The film does have a lot to say when it comes to our planet’s environment.  Environments have a way of rebuilding after the Titans and life also follows.  Is it possible for humans to co-exist with the Titans?  Or is it next to impossible?  It really depends on who you choose to believe here.  One thing for sure is that the metaphors are stronger in this film.  After all, the Godzilla films tend to be about what happens when nature fights back against humanity.  There’s a lot more to be said here but then you get into spoiler territory.

But the film’s main problem comes in cutting to the humans just when the action begins to get good.  There needs to be a better way of blending the two together.  I come to these films for the fights and not to see scientists going on rants about the environment.  It’s important to remember that Godzilla’s origin comes from testing nuclear weapons.  The film certainly makes note of this and then some.  To say that the film doesn’t disappoint in this aspect would not be an understatement.  Again, there’s not much I can say that’s positive but I will take the good where I can.

Other positives are learning more about the Monarch operation.  Godzilla offered a little taste of this while Kong: Skull Island really expanded on it.  The third Monsterverse film really dives into the ins and out of Monarch.  I just wish the files would stay on the screen long enough for me to read them!  Meanwhile, Monarch scientist Dr. Houston Brooks (Joe Morton) returns in a blink-and-miss it cameo.  Morton replaces Corey Hawkins as it’s been 47 years since the 1973-set film.  It’s a fun way to tie in Godzilla with Kong: Skull Island outside of Monarch itself.  The other tie-in comes during the end credits, setting up Godzilla vs. Kong.  The latter of which is due out next year.

Among the things I didn’t want to see happen: a storyline that literally draws itself from Armageddon.  The whole someone-must-stay-behind-and-die plot point.  Never in a million years did I think a Michael Bay film would influence a studio tentpole but here we are!  With one character already ripping of Thanos in hoping to restore the balance, I suppose anything is possible.

While the visual effects are impressive, Godzilla: King of the Monsters doesn’t work as well as one would have hoped.

DIRECTOR:  Michael Dougherty
SCREENWRITERS:  Michael Dougherty & Zach Shields
CAST:  Kyle Chandler, Vera Farmiga, Millie Bobby Brown, Bradley Whitford,  Sally Hawkins, Charles Dance, Thomas Middleditch, Aisha Hinds, O’Shea Jackson Jr., David Strathairn, with Ken Watanabe and Ziyi Zhang

Warner Bros. Pictures opens Godzilla: King of the Monsters in theaters on May 31, 2019. Grade: 3/5

Danielle Solzman

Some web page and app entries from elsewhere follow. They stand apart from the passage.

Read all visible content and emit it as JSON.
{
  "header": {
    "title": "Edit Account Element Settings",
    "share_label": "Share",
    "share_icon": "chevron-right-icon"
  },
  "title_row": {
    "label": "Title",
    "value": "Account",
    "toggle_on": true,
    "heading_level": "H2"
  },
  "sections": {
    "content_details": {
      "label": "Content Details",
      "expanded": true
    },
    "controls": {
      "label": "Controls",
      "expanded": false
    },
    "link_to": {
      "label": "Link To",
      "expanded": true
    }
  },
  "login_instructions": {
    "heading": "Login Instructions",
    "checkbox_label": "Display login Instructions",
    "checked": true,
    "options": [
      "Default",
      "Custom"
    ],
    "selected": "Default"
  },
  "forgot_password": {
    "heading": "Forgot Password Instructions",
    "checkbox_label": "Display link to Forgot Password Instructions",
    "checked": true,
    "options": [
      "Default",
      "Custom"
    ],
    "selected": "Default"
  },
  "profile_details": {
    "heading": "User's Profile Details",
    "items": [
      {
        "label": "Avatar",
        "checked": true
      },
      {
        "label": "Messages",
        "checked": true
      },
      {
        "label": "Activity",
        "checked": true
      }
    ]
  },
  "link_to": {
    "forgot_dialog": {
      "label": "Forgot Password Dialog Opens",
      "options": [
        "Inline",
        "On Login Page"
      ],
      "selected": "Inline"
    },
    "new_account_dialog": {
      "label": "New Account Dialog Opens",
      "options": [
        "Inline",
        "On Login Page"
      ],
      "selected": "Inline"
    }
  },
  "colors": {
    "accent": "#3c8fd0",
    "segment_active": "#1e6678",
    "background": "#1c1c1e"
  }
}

Danielle Solzman is native of Louisville, KY, and holds a BA in Public Relations from Northern Kentucky University and a MA in Media Communications from Webster University. She roots for her beloved Kentucky Wildcats, St. Louis Cardinals, Indianapolis Colts, and Boston Celtics. Living less than a mile away from Wrigley Field in Chicago, she is an active reader (sports/entertainment/history/biographies/select fiction) and involved with the Chicago improv scene. She also sees many movies and reviews them. She has previously written for Redbird Rants, Wildcat Blue Nation, and Hidden Remote/Flicksided. From April 2016 through May 2017, her film reviews can be found on Creators.